(RECORDS TO USE Opens)

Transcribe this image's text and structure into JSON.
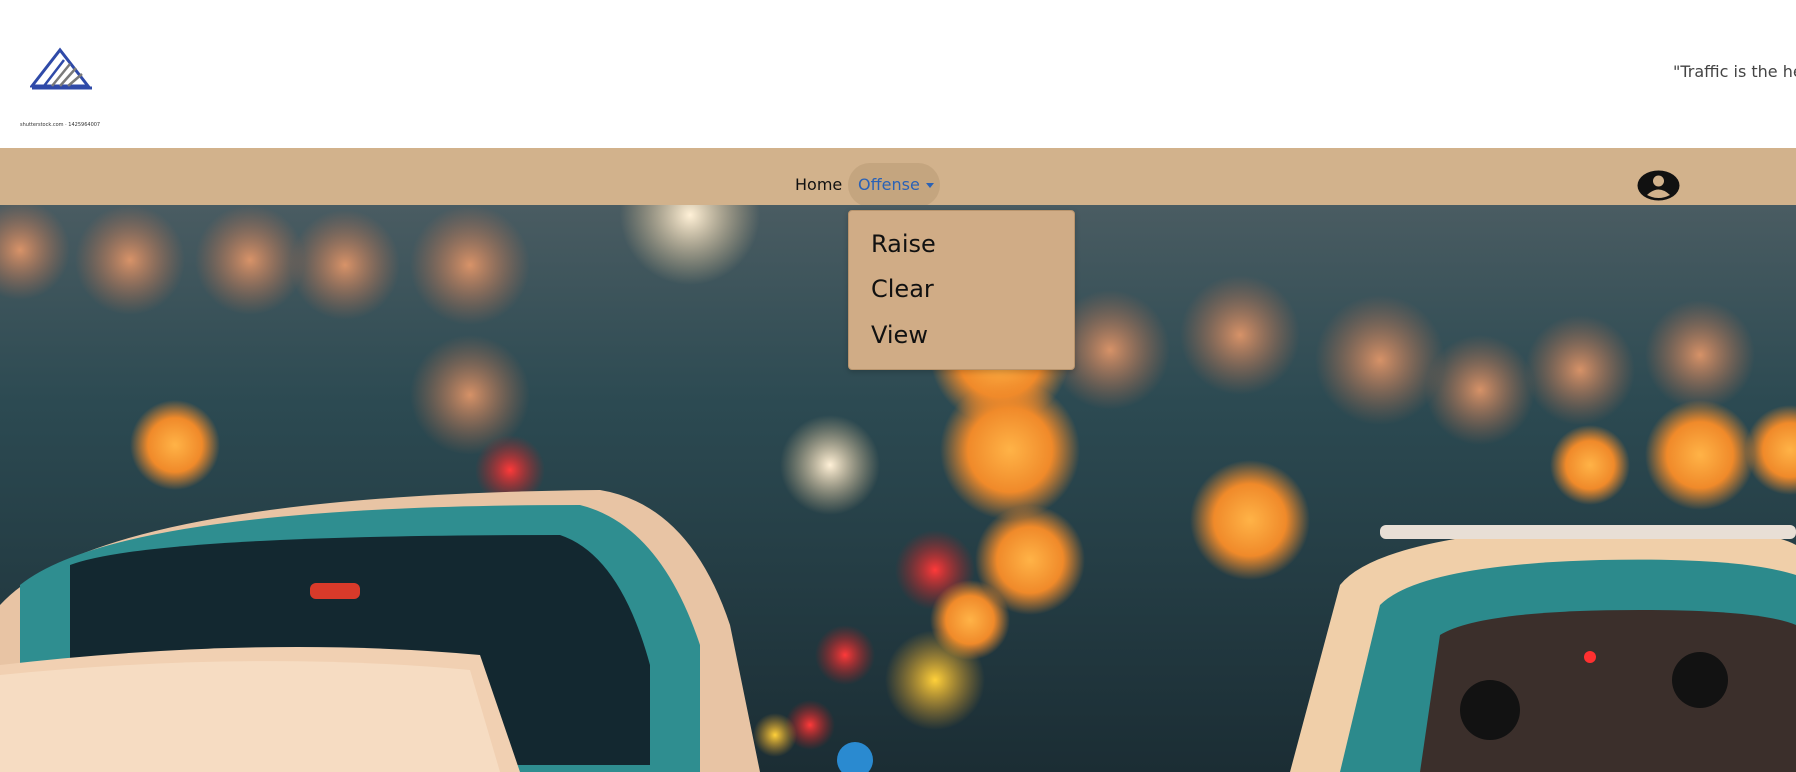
{
  "header": {
    "logo_icon": "mountain-logo-icon",
    "logo_caption": "shutterstock.com · 1425964007",
    "tagline": "\"Traffic is the hea"
  },
  "nav": {
    "home_label": "Home",
    "offense_label": "Offense",
    "profile_icon": "user-circle-icon"
  },
  "dropdown": {
    "items": [
      "Raise",
      "Clear",
      "View"
    ]
  },
  "colors": {
    "navbar_bg": "#d2b28c",
    "dropdown_bg": "#d0ac86",
    "active_link": "#2a62b6",
    "logo_blue": "#2f4aa8"
  }
}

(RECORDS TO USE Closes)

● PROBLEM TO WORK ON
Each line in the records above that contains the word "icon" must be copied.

● WRITTEN ANSWER
    "logo_icon": "mountain-logo-icon",
    "profile_icon": "user-circle-icon"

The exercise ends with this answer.